This can lead to extremism, which some might label as false piety or religious fanaticism. Looking at how these ideas might come into play can help us to better understand where Tartuffe and Orgon stood throughout the story, and to decipher what Molière was truly trying to project in this story of hypocrisy. Piety is defined as “devotion to God; fidelity to natural obligations; dutifulness
She uses Tartuffe’s lust for her as an advantage. Orgon refuses to believe anyone unless he has physical proof. Elmire uses deception to bring Tartuffe’s downfall and succeeds. Orgon refuses to listen to any of the men, but this time it is woman who uncovers the truth. During this century woman were still considered inferior than men, however Elmire contradicts that.

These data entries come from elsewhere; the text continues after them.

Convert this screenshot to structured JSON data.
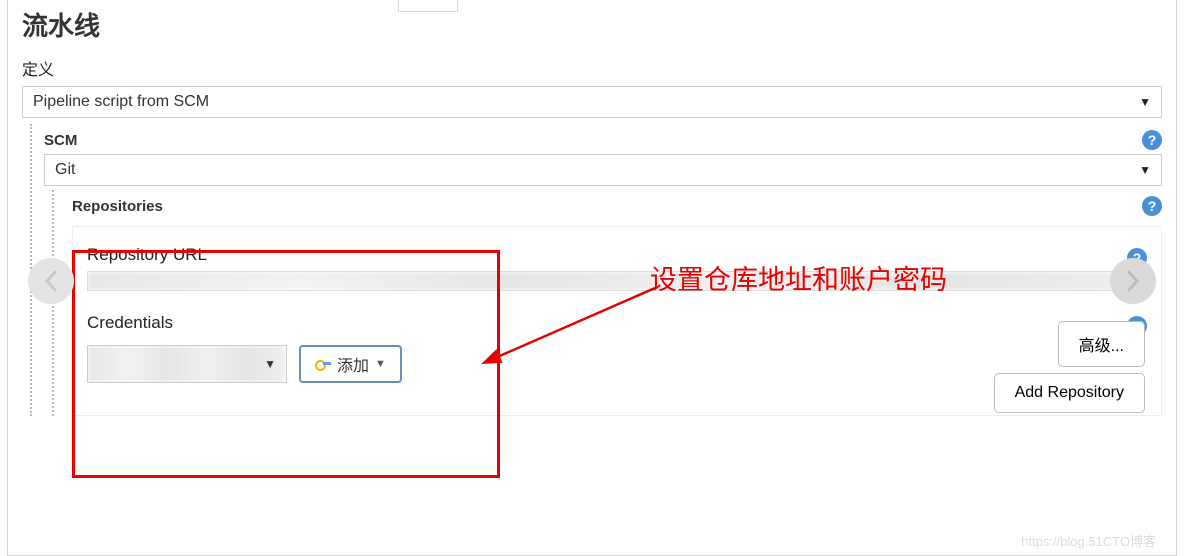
{
  "section_title": "流水线",
  "definition_label": "定义",
  "definition_value": "Pipeline script from SCM",
  "scm": {
    "label": "SCM",
    "value": "Git"
  },
  "repositories": {
    "label": "Repositories",
    "url_label": "Repository URL",
    "url_value": "",
    "credentials_label": "Credentials",
    "credentials_value": "",
    "add_label": "添加"
  },
  "buttons": {
    "advanced": "高级...",
    "add_repository": "Add Repository"
  },
  "annotation": "设置仓库地址和账户密码",
  "watermark": "https://blog.51CTO博客",
  "icons": {
    "help": "?",
    "caret": "▼"
  }
}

Throughout the Conversations on the Plurality of Worlds, many themes and ideas pluck at the reader’s interest. With the use of many analogies and metaphors, Bernard le Bovier de Fontenelle is able to easily seduce the audience in to a philosophic lull, which is only amplified through the use of a female student figure, the Marquise. It is speculated that in a time where such writings were much disesteemed, the use of the Marquise as the student took on many meanings. Such that Fontenelle was able to introduce a very flirtatious environment which, gave him the ability to state that this was merely a work of fiction. Another reason could very well be that, given the book was in French, that any French audience could read and understand the literature
Tartuffe focuses on Orgon, the head of a French family who makes poor judgement in character when trusting the “holy” hypocrite, Tartuffe. While arguing over forcing his daughter to marry, Orgon states, “my girl, you take too many liberties. / I am
The play “Trifles” by Susan Glaspell is largely based on stereotypes. The most prevalent one explores the difference between gender roles. Glaspell exerts the repression of women in the 1900s. During that time, women were highly looked down upon by men, and were only seen as the housekeepers and child bearers. This example is displayed throughout the play with the men, however, the women in this play prove that the stereotypes of gender roles held against them are completely wrong, which is shown through the characters, set design, and symbolism.
The one-act play, “Trifles,” by Susan Glaspell, has several themes that are incorporated within it. There are several dominant ideas such as female identity, patriarchal dominance, isolation, and justice are themes that are all reflected in different ways throughout the play; however, gender is the main theme of “Trifles.” There is a considerable difference between the roles of the men and the women in this play. The men are expected to act in a more controlling, dominant way, while the women are expected to act in the typical ‘housekeeper’ fashion. The theme of gender is brought out through the play in many dramatic elements such as character, tone, and dramatic irony.
All these troublesome meet together that produce such a disorder in this play. The first severe thing is the incest. In Christian church and Christian society, incest is totally wrong in the culture. It is regarded as a serious sin that may lead to death. “Repetence,son, and sorrow for this sin: For thou hast moved a Majesty above with thy unranged blasphemy“(Ⅰ.ii.44-45)